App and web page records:
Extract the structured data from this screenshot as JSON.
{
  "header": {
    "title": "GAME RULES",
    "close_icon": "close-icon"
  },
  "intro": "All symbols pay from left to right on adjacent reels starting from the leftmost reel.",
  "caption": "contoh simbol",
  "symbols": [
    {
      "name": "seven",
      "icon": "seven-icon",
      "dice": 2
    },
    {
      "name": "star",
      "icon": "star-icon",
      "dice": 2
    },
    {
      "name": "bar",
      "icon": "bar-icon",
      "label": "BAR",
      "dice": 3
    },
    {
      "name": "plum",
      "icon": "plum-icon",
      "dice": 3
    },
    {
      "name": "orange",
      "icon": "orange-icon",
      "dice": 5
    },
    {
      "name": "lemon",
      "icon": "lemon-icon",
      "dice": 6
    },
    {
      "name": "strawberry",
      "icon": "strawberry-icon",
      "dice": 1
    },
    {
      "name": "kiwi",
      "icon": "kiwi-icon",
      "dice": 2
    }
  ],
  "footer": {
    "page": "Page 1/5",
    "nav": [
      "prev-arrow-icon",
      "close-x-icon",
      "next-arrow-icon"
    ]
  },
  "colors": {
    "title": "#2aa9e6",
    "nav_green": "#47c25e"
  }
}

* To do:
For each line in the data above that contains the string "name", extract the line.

* Output for this task:
      "name": "seven",
      "name": "star",
      "name": "bar",
      "name": "plum",
      "name": "orange",
      "name": "lemon",
      "name": "strawberry",
      "name": "kiwi",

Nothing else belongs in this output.